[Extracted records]
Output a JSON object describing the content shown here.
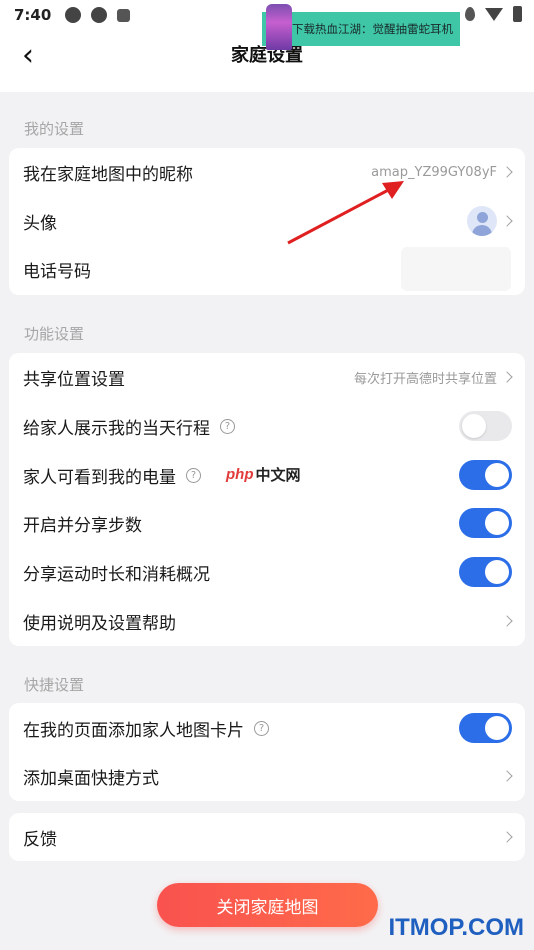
{
  "status_bar": {
    "time": "7:40"
  },
  "banner": {
    "text": "下载热血江湖：觉醒抽雷蛇耳机"
  },
  "header": {
    "title": "家庭设置"
  },
  "my_settings": {
    "section_label": "我的设置",
    "nickname": {
      "label": "我在家庭地图中的昵称",
      "value": "amap_YZ99GY08yF"
    },
    "avatar": {
      "label": "头像",
      "icon": "user-avatar-icon"
    },
    "phone": {
      "label": "电话号码"
    }
  },
  "function_settings": {
    "section_label": "功能设置",
    "share_location": {
      "label": "共享位置设置",
      "value": "每次打开高德时共享位置"
    },
    "show_trip": {
      "label": "给家人展示我的当天行程",
      "enabled": false
    },
    "battery": {
      "label": "家人可看到我的电量",
      "enabled": true
    },
    "steps": {
      "label": "开启并分享步数",
      "enabled": true
    },
    "sport": {
      "label": "分享运动时长和消耗概况",
      "enabled": true
    },
    "help": {
      "label": "使用说明及设置帮助"
    }
  },
  "shortcut_settings": {
    "section_label": "快捷设置",
    "add_card": {
      "label": "在我的页面添加家人地图卡片",
      "enabled": true
    },
    "add_shortcut": {
      "label": "添加桌面快捷方式"
    }
  },
  "feedback": {
    "label": "反馈"
  },
  "close_button": {
    "label": "关闭家庭地图"
  },
  "overlays": {
    "php_logo_1": "php",
    "php_logo_2": "中文网",
    "watermark": "ITMOP.COM",
    "arrow_color": "#e02020"
  },
  "colors": {
    "accent": "#2b6ee8",
    "danger": "#f9524f",
    "background": "#f2f2f4"
  }
}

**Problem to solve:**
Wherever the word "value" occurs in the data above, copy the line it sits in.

**Output for this task:**
      "value": "amap_YZ99GY08yF"
      "value": "每次打开高德时共享位置"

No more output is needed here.